“Education starts at a young age teaching individuals how to properly respond to each other, how to manage their anger in effective manners and how to communicate effectively with others. This is something that needs to be done within the home as well as within the school system [ . . . ] if an individual is experiencing violence within the home they will be more likely to perpetrate [violence] with others in the future. Thus, work has to be done to break the cycle of violence,” Thorsteinsson said.

Basic Wen-Do courses consist of 12 hours of class time and as the course progresses Thorsteinsson often observes a significant change in the participants.
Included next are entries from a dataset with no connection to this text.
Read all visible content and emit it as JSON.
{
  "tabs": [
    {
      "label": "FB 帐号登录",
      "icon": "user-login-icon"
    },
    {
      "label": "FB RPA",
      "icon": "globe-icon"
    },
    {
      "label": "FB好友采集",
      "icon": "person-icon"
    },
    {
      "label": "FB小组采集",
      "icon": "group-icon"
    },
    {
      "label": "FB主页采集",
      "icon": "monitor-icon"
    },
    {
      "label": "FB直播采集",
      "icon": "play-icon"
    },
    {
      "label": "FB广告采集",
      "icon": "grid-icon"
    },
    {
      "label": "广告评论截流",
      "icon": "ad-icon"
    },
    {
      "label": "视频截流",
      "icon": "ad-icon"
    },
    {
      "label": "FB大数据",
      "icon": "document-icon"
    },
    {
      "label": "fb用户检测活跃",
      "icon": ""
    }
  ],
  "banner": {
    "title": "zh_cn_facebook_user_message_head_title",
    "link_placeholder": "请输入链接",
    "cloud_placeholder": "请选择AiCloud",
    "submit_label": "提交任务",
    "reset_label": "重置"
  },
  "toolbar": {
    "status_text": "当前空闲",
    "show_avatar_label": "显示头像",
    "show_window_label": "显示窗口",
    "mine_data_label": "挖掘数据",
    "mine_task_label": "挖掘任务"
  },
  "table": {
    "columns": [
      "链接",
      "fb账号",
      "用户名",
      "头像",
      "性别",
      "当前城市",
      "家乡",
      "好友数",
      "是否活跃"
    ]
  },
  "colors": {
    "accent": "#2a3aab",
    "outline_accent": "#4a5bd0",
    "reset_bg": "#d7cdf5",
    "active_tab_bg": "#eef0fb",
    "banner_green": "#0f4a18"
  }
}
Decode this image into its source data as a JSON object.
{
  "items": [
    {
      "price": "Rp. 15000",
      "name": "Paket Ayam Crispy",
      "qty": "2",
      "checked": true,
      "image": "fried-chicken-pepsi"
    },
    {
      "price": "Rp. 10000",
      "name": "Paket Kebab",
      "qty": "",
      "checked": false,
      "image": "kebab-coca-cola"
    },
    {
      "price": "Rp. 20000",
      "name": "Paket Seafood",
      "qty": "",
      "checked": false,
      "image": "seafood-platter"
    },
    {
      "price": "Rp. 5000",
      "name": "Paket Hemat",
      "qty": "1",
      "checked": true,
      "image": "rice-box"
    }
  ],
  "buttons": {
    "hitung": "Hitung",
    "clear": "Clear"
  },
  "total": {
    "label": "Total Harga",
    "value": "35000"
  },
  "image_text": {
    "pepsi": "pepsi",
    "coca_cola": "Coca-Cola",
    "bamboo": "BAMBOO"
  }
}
Not only do they become more confident, but their inner strength becomes more apparent as women begin to speak more assertively and express themselves.

“Most start very reserved and quiet. They have been socialized not to respond if someone is trying to hurt them or take advantage of them. By the end of our time together they are vocalizing with a greater amount of strength and power. They have learned when and how to respond to someone and how to get out of situations before they get very dangerous. The volume of the class on the first day compared to the last really demonstrates how much confidence they have gained,” Thorsteinsson explained

Not only do the self-defense skills that women learn in Wen-Do classes help to increase their sense of personal security, many tend to experience confidence in other aspects of their lives as well. Thorsteinsson has had students comment on the effects Wen-Do has had in increasing their confidence in personal relationships.

“Confidence is not something that is purely situational. If someone has gained confidence in one area it tends to extend to other areas. Many women have told me that they have been able to stand up for themselves at work and with family members after taking Wen-Do, but were not able to do this before the class.”

By increasing a sense of physical safety through self-defense, Wen-Do is contributing to the health of women on campus and in the larger community. Confidence is also being infused into diverse aspects of participants’ lives as they learn to become more assertive and gain a greater sense of well-being.